_WORK TO BE COMPLETED_. How many of the lines below include the word "외국인들이"? Only the number should be given.

[[ GIVEN RECORDS, beginning ]]

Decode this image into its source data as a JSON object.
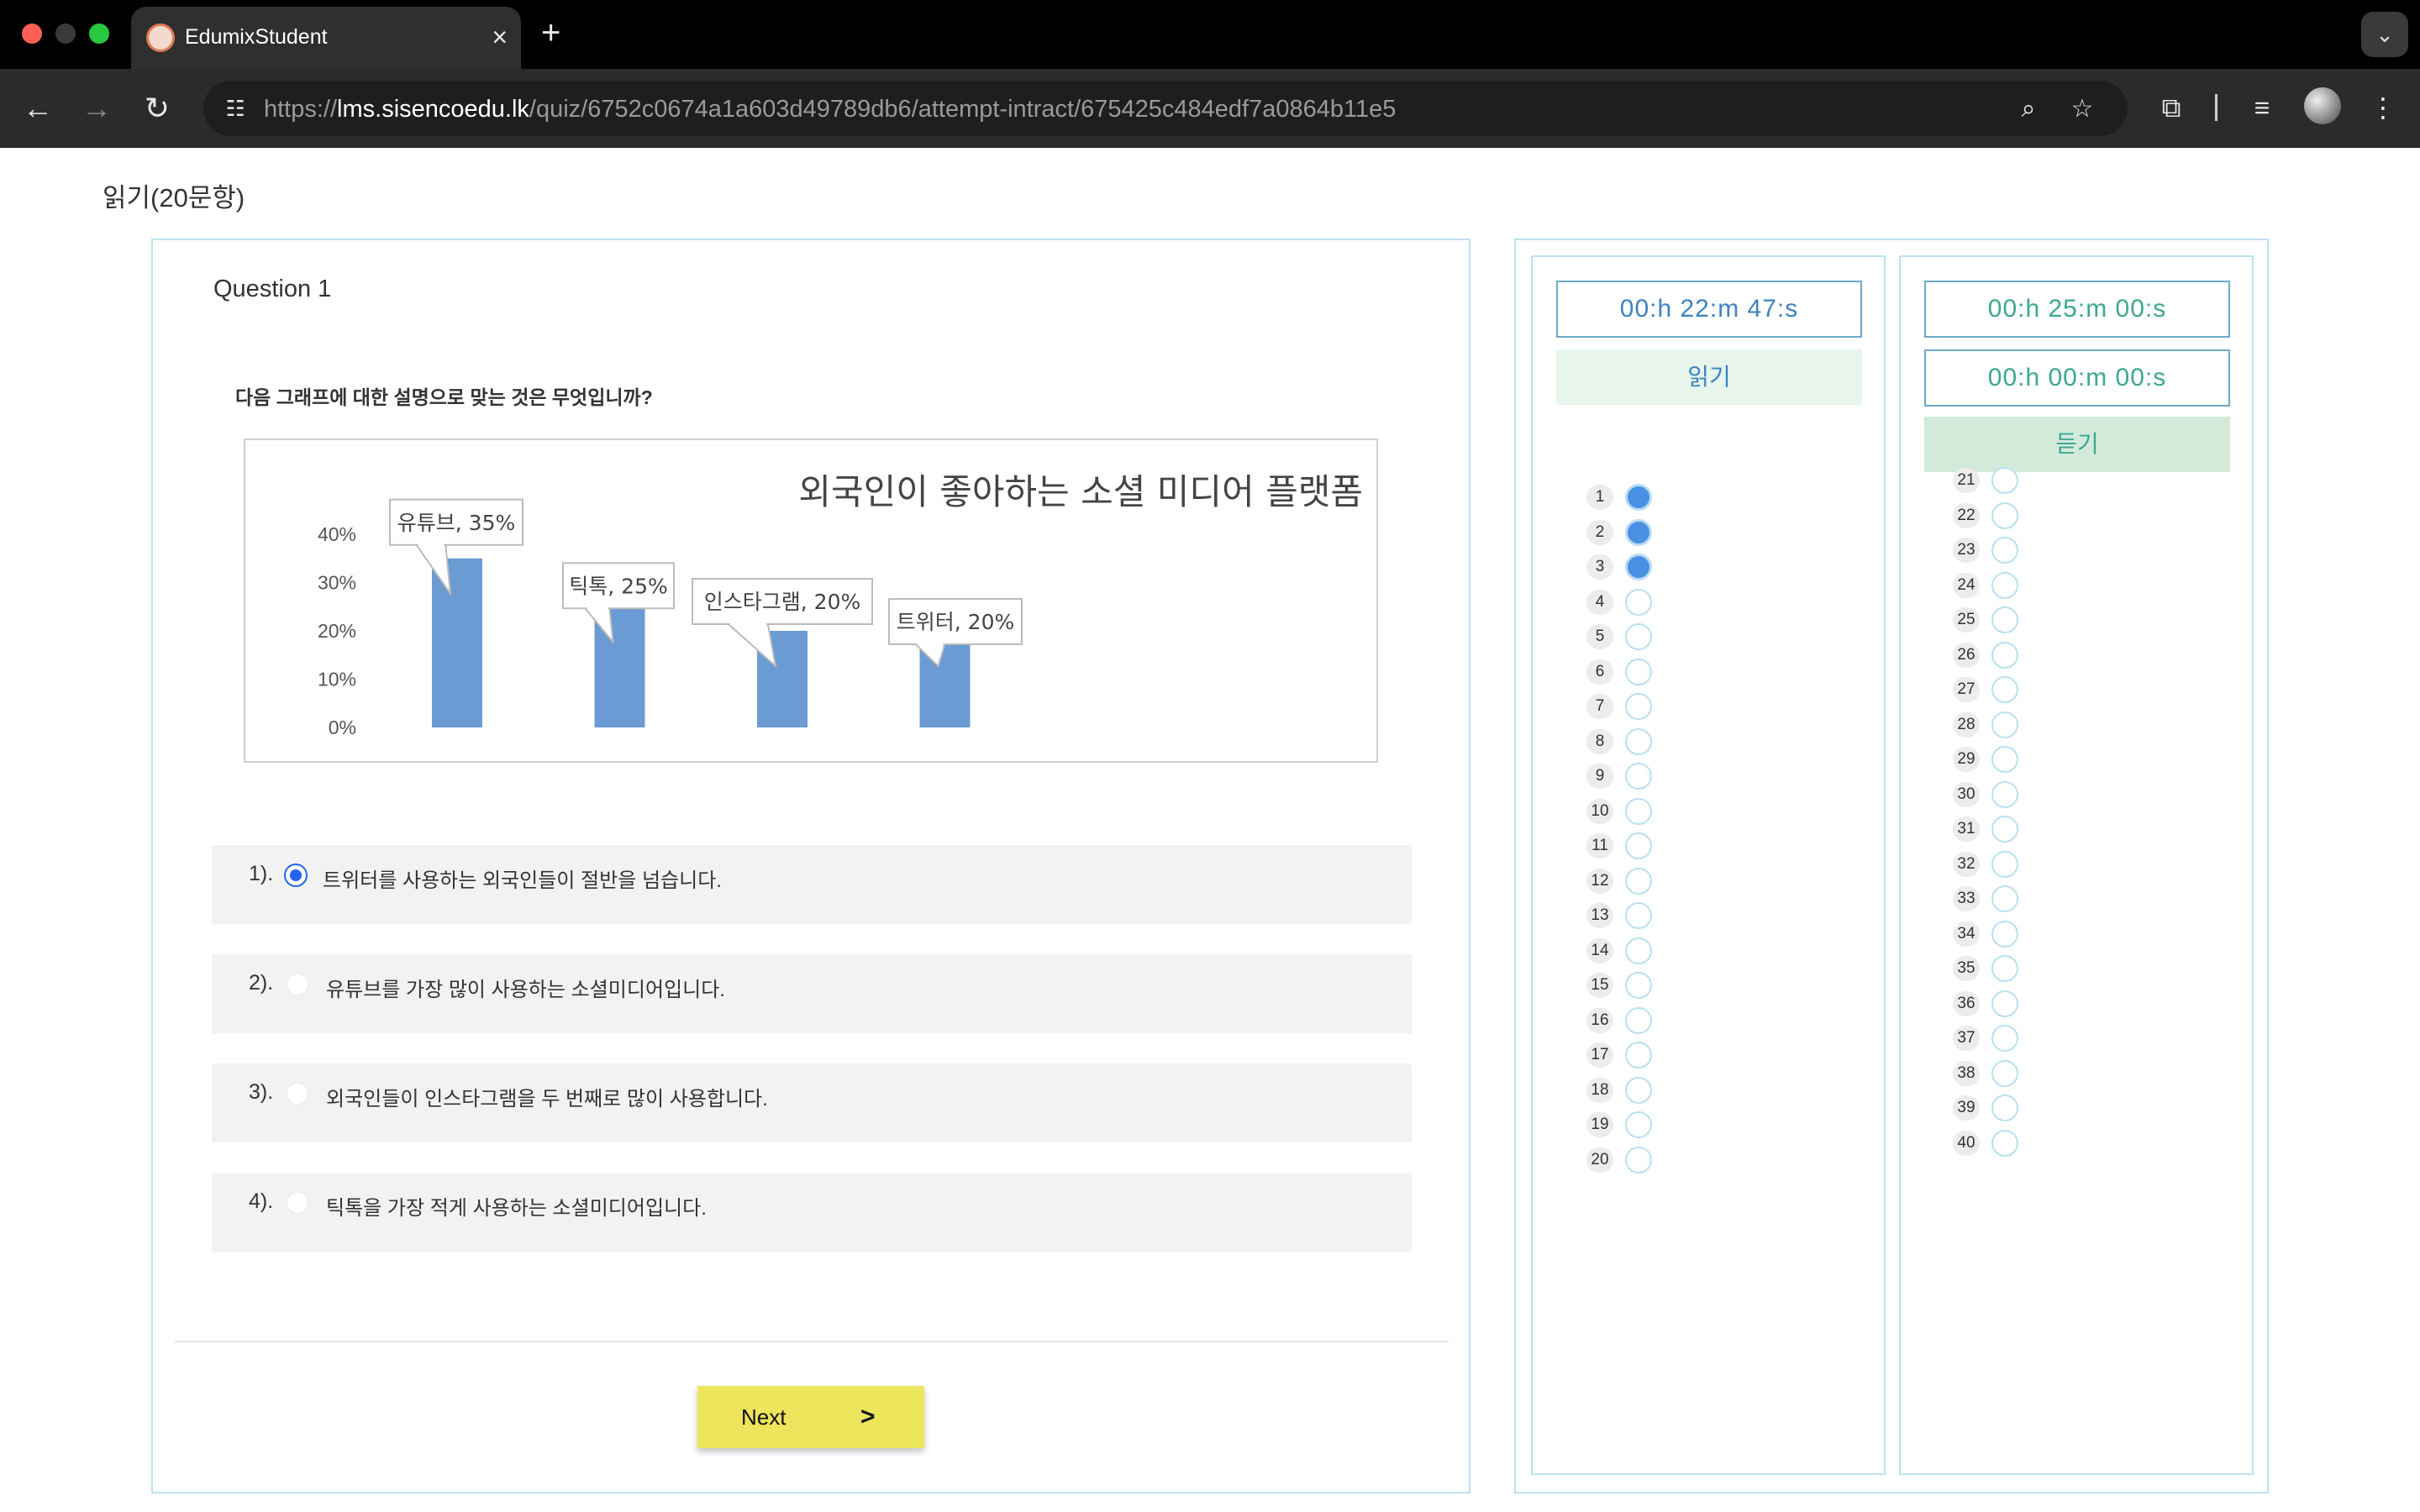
{
  "browser": {
    "tab_title": "EdumixStudent",
    "tab_close": "×",
    "new_tab": "+",
    "tab_menu": "⌄",
    "url_prefix": "https://",
    "url_host": "lms.sisencoedu.lk",
    "url_path": "/quiz/6752c0674a1a603d49789db6/attempt-intract/675425c484edf7a0864b11e5"
  },
  "page": {
    "section_title": "읽기(20문항)"
  },
  "question": {
    "label": "Question 1",
    "text": "다음 그래프에 대한 설명으로 맞는 것은 무엇입니까?",
    "options": [
      {
        "num": "1).",
        "text": "트위터를 사용하는 외국인들이 절반을 넘습니다.",
        "selected": true
      },
      {
        "num": "2).",
        "text": "유튜브를 가장 많이 사용하는 소셜미디어입니다.",
        "selected": false
      },
      {
        "num": "3).",
        "text": "외국인들이 인스타그램을 두 번째로 많이 사용합니다.",
        "selected": false
      },
      {
        "num": "4).",
        "text": "틱톡을 가장 적게 사용하는 소셜미디어입니다.",
        "selected": false
      }
    ]
  },
  "chart_data": {
    "type": "bar",
    "title": "외국인이 좋아하는 소셜 미디어 플랫폼",
    "categories": [
      "유튜브",
      "틱톡",
      "인스타그램",
      "트위터"
    ],
    "values": [
      35,
      25,
      20,
      20
    ],
    "data_labels": [
      "유튜브, 35%",
      "틱톡, 25%",
      "인스타그램, 20%",
      "트위터, 20%"
    ],
    "ytick_labels": [
      "0%",
      "10%",
      "20%",
      "30%",
      "40%"
    ],
    "yticks": [
      0,
      10,
      20,
      30,
      40
    ],
    "ylim": [
      0,
      40
    ],
    "bar_color": "#6a9bd2",
    "grid": false
  },
  "navigation": {
    "next_label": "Next",
    "next_arrow": ">"
  },
  "sidebar": {
    "reading": {
      "timer": "00:h 22:m 47:s",
      "label": "읽기",
      "questions": [
        {
          "n": "1",
          "answered": true
        },
        {
          "n": "2",
          "answered": true
        },
        {
          "n": "3",
          "answered": true
        },
        {
          "n": "4",
          "answered": false
        },
        {
          "n": "5",
          "answered": false
        },
        {
          "n": "6",
          "answered": false
        },
        {
          "n": "7",
          "answered": false
        },
        {
          "n": "8",
          "answered": false
        },
        {
          "n": "9",
          "answered": false
        },
        {
          "n": "10",
          "answered": false
        },
        {
          "n": "11",
          "answered": false
        },
        {
          "n": "12",
          "answered": false
        },
        {
          "n": "13",
          "answered": false
        },
        {
          "n": "14",
          "answered": false
        },
        {
          "n": "15",
          "answered": false
        },
        {
          "n": "16",
          "answered": false
        },
        {
          "n": "17",
          "answered": false
        },
        {
          "n": "18",
          "answered": false
        },
        {
          "n": "19",
          "answered": false
        },
        {
          "n": "20",
          "answered": false
        }
      ]
    },
    "listening": {
      "timer_total": "00:h 25:m 00:s",
      "timer_elapsed": "00:h 00:m 00:s",
      "label": "듣기",
      "questions": [
        {
          "n": "21",
          "answered": false
        },
        {
          "n": "22",
          "answered": false
        },
        {
          "n": "23",
          "answered": false
        },
        {
          "n": "24",
          "answered": false
        },
        {
          "n": "25",
          "answered": false
        },
        {
          "n": "26",
          "answered": false
        },
        {
          "n": "27",
          "answered": false
        },
        {
          "n": "28",
          "answered": false
        },
        {
          "n": "29",
          "answered": false
        },
        {
          "n": "30",
          "answered": false
        },
        {
          "n": "31",
          "answered": false
        },
        {
          "n": "32",
          "answered": false
        },
        {
          "n": "33",
          "answered": false
        },
        {
          "n": "34",
          "answered": false
        },
        {
          "n": "35",
          "answered": false
        },
        {
          "n": "36",
          "answered": false
        },
        {
          "n": "37",
          "answered": false
        },
        {
          "n": "38",
          "answered": false
        },
        {
          "n": "39",
          "answered": false
        },
        {
          "n": "40",
          "answered": false
        }
      ]
    }
  }
}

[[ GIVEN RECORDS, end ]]

_TASK ANSWER_. 2